* **Entries provided**:
---*---

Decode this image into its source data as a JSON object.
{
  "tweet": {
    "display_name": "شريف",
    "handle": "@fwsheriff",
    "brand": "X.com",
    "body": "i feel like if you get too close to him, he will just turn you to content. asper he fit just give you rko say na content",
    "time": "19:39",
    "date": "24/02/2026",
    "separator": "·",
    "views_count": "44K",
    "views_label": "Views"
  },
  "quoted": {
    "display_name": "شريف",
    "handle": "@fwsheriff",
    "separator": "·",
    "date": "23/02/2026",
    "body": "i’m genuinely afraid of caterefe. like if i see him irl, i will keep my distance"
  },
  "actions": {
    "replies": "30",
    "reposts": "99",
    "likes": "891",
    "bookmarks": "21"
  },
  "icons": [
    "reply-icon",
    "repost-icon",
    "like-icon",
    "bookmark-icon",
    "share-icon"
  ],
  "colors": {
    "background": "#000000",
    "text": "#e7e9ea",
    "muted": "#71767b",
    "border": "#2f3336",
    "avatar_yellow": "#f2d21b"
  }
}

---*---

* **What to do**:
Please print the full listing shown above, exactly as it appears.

* **Response area**:
Decode this image into its source data as a JSON object.
{
  "tweet": {
    "display_name": "شريف",
    "handle": "@fwsheriff",
    "brand": "X.com",
    "body": "i feel like if you get too close to him, he will just turn you to content. asper he fit just give you rko say na content",
    "time": "19:39",
    "date": "24/02/2026",
    "separator": "·",
    "views_count": "44K",
    "views_label": "Views"
  },
  "quoted": {
    "display_name": "شريف",
    "handle": "@fwsheriff",
    "separator": "·",
    "date": "23/02/2026",
    "body": "i’m genuinely afraid of caterefe. like if i see him irl, i will keep my distance"
  },
  "actions": {
    "replies": "30",
    "reposts": "99",
    "likes": "891",
    "bookmarks": "21"
  },
  "icons": [
    "reply-icon",
    "repost-icon",
    "like-icon",
    "bookmark-icon",
    "share-icon"
  ],
  "colors": {
    "background": "#000000",
    "text": "#e7e9ea",
    "muted": "#71767b",
    "border": "#2f3336",
    "avatar_yellow": "#f2d21b"
  }
}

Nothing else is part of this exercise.